It forms the Triangle of Innovation Success
In order for any innovation to succeed, it needs to add value to all involved. And for this to happen, the timing needs to be right in all three aspects of the Triangle of Innovation Success:
- Desirability: At that moment in time, does the end customer see enough value in the offering to consider buying / using it? This includes a number of aspects, such as it being easy enough to use, affordable, accessible and have some indication that it will deliver on its promise (proof / track record etc). It also needs to provide value, even when compared to the competition.
- Feasibility: Is the currently available technology at the time able to deliver a good experience? For example, is broadband internet speed high enough to finally stream video of a watchable quality, are microchips fast enough to run a programme at an acceptable speed, or are new metal alloys light enough to allow an airplane to have fuel economy high enough to travel across an ocean?

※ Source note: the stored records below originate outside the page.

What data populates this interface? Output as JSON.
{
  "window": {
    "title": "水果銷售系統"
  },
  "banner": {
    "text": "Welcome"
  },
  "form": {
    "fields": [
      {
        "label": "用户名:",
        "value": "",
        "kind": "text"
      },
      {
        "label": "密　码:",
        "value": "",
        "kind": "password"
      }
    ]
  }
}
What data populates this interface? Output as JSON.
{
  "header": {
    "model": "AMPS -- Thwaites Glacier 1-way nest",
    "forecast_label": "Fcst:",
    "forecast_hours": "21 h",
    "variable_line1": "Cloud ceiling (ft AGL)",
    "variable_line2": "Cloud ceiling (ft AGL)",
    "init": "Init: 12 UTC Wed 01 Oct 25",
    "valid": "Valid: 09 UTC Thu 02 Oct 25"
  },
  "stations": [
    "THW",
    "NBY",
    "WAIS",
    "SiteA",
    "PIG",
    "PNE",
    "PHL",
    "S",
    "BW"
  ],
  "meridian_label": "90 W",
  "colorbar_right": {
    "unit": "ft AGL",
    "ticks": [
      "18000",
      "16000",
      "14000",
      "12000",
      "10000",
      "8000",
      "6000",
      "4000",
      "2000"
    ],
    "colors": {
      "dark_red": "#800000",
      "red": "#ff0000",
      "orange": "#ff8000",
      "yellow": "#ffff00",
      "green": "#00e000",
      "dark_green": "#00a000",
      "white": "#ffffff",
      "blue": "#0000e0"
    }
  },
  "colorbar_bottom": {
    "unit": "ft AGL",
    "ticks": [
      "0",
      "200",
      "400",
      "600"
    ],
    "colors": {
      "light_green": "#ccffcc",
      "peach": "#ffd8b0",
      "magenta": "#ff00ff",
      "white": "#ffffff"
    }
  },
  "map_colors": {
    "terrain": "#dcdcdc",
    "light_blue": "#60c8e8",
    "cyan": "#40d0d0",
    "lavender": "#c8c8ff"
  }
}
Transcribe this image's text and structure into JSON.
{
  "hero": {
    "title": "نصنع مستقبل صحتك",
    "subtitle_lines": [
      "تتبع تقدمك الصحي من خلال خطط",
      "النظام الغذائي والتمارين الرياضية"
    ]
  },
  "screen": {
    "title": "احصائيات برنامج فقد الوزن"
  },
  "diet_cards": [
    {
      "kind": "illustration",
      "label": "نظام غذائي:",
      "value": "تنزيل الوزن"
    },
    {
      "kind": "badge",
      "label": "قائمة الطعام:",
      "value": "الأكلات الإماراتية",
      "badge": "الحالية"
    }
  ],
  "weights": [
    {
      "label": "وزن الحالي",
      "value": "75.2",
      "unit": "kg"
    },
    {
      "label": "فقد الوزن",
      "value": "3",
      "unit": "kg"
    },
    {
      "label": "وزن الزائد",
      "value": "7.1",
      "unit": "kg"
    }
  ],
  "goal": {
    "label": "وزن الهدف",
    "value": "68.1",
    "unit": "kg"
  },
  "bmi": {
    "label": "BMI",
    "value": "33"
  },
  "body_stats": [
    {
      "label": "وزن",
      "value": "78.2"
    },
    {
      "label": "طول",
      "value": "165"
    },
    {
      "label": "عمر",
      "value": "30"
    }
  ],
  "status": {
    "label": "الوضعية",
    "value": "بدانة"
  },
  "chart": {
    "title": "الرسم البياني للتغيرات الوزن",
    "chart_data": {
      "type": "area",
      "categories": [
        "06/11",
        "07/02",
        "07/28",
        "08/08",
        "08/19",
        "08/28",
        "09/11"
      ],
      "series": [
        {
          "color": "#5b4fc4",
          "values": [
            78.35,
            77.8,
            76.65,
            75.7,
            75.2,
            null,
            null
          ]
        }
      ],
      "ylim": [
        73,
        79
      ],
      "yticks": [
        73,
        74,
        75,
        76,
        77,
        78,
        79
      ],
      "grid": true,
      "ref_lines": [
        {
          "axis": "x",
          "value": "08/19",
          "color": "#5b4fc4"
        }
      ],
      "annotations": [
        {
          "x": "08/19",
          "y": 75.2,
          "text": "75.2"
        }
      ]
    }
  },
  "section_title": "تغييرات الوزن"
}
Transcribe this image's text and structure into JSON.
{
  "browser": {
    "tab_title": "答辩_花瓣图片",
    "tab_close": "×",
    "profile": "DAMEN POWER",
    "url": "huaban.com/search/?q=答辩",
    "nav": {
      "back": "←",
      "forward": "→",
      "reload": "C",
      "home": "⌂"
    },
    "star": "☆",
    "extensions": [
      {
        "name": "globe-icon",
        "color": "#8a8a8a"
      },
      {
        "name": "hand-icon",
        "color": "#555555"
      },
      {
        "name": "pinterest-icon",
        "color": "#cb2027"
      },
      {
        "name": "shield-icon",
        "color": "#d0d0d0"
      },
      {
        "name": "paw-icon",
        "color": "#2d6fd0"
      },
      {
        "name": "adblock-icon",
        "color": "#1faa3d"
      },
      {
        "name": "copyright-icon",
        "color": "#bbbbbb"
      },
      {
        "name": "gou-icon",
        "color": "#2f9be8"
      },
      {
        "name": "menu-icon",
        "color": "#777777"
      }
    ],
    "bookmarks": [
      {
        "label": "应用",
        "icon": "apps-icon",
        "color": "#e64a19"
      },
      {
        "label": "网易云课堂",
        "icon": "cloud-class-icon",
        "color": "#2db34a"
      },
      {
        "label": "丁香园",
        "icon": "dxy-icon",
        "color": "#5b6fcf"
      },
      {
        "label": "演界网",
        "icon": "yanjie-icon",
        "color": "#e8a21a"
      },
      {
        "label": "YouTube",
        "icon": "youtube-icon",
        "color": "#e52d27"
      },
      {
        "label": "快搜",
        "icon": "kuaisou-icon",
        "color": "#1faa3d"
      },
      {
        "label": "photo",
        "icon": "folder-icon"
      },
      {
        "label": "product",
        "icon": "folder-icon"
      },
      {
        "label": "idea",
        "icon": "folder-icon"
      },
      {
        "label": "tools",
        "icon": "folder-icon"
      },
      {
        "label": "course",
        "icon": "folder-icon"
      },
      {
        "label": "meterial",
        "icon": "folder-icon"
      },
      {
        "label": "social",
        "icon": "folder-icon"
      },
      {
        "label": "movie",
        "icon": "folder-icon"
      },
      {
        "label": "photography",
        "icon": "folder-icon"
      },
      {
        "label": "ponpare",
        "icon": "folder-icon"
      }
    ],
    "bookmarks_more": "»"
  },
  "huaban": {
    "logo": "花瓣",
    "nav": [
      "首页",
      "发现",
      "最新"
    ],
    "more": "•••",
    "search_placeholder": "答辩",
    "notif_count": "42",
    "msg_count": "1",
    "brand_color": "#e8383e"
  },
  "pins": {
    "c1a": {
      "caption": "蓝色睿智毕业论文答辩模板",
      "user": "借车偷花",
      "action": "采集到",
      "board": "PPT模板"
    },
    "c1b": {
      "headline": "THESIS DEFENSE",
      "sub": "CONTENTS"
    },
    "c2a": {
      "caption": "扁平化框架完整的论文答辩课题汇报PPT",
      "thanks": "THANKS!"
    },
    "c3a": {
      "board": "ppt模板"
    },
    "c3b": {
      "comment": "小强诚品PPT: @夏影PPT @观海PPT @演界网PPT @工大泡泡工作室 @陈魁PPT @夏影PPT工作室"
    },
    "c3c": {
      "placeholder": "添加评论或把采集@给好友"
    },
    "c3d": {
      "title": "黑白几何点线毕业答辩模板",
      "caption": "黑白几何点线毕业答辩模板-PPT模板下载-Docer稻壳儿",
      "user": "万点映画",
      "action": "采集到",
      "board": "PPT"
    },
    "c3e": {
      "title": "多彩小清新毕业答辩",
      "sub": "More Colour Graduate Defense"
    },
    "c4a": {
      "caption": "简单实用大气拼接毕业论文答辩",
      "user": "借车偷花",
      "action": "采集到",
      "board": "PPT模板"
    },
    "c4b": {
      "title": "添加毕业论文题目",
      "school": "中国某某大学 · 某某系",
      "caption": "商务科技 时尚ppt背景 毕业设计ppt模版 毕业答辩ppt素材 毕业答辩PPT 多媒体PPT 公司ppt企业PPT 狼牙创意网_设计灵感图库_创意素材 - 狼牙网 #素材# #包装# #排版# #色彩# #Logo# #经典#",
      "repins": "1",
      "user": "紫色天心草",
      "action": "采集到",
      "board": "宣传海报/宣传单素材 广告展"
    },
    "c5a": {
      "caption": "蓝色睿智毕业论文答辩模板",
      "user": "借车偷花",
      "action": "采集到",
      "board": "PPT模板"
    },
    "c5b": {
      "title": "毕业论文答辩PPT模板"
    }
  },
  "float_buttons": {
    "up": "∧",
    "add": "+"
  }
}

- Viability: Can a company make a business model which sustains itself from the offering, or add enough additional value in other ways to make it worth offsetting costs? For example, is there a profit margin with a large enough market in this offering to make investing in it worthwhile?
In order for any innovation to succeed, it will need to meet a minimum threshold for each of the three aspects.
And if any of the three aspects is not high enough, then the innovation cannot work out in the long term yet.
Often, an innovation may start out in a laboratory, and show a lot of promise but not be ready for the mass-market yet. At this point, it may be desirable, but not feasible yet until the technology is advanced further, and it is far from viable. Currently, a technology which fits into that category would be graphene, which has a lot of scientists speculating about uses for its amazing strength and electrical properties, but no way to manufacture it at a large enough scale for companies to make money from it.
And when startups say the “timing was right”, it often just means that finally a moment came where all three of the aspects were finally working together.
So when you are looking at your innovation projects, ask yourself whether it really meets all three aspects of the Triangle of Innovation Success.
If it does, then the timing might just be right for it to succeed as well.
Latest posts by Nick Skillicorn (see all)
- Podcast S2E25: Nick White – How DeloitteASSIST innovated healthcare through voice control - November 11, 2018
- Art is sometimes just a matter of perspective - October 28, 2018
- 65% of Venture Capital-backed deals fail to return investment, and only 4% make substantial returns - October 15, 2018
- New study shows whether collaboration is more effective than working alone (hint: it isn’t the best way…) - October 5, 2018